In the event of a conflict between a teacher and a student, Conley said that a student should try and talk to the teacher first. “If you’re not satisfied, go to the dean, and see what they can do about it. Then you can file a formal complaint and then it starts a process.” Molly E. Mitchell, Director of Student Support, says that the majority of complaints are resolved quickly within the quarter.
Mitchell also recommends that students seek help from Student Support if they “need help navigating a conversation with faculty or dean if they’re finding that there’s a challenge.” Mitchell said that they can provide guidance and coaching but that they do not become directly involved.
The Bigger Picture
Mitchell thinks we should view the situation holistically. “We have a number of students on campus with all kinds of different barriers and sometimes those intersect and I don’t think one is more important than the other. They all need to be met where they’re at.”
“We have students that are studying in a tent, or trying to move from shelter to shelter … there are people sitting in their car outside of a McDonald’s trying to get on the internet,” said Mitchell.
“We tend to serve a large segment of students who are already vulnerable, and already disproportionately negatively impacted by economic circumstances. So, I’m concerned about what we can do to provide a safety net, and we’re not there,” said Dr. Edwards Lange.
Both Mitchell and Conley stressed that teachers are also parents. “Sometimes teachers have taken off the quarter because they can’t do both,” said Conley. Indeed, during both of my interviews with Mitchell and Holloway their children could be seen or heard, a poignant reminder that all families have had to adjust during the pandemic.
Yet, at the end of the day, student-parents are still struggling and at a very high risk of falling through the cracks. Gavin said that she is in school to give her children a better life. She feels that Seattle Central is stretching her way beyond her limits and “pushing [her] to leave.”
Seattle Central espouses accessibility, equity, and inclusion yet it is failing to live up to its own ethos. However, SCCC cannot separate itself from the system, nor the American landscape at large. Despite valiant efforts from many, marginalized communities will continue to struggle during this time.

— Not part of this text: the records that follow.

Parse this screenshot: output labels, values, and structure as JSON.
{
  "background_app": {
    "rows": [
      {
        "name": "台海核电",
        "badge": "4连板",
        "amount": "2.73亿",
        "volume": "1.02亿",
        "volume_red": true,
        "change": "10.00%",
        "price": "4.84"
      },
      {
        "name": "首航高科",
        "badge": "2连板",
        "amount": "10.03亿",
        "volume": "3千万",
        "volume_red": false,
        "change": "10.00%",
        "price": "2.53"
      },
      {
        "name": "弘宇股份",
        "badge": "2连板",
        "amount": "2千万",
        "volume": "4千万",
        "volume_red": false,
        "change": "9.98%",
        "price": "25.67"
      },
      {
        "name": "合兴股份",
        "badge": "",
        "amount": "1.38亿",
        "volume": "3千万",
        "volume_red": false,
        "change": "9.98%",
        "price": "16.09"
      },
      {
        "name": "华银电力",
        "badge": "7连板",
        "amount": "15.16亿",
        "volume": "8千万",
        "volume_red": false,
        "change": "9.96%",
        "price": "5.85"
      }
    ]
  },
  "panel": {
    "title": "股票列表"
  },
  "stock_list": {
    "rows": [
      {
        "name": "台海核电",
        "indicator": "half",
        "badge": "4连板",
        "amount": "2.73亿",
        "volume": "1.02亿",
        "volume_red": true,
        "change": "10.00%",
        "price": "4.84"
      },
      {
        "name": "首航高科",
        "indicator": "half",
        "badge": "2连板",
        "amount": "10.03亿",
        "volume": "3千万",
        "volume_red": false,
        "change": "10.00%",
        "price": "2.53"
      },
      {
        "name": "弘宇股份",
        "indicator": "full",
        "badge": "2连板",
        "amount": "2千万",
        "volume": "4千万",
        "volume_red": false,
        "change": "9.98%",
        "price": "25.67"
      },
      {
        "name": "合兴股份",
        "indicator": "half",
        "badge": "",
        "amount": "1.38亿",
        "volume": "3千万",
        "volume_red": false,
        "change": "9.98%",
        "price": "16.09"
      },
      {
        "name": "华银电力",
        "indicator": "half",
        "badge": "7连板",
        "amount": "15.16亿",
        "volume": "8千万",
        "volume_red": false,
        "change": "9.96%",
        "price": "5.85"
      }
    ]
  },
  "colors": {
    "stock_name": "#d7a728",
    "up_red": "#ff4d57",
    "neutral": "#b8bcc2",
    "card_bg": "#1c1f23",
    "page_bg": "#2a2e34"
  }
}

“Many of our student-parents have some of our higher GPAs,” said Mitchell. Student-parents are working hard against astonishing odds to better their lives and the lives of their families. So, teachers of Seattle Central, are you doing all that can be done to help student-parents succeed? Is there something you could do differently to make their rough road a little easier to walk?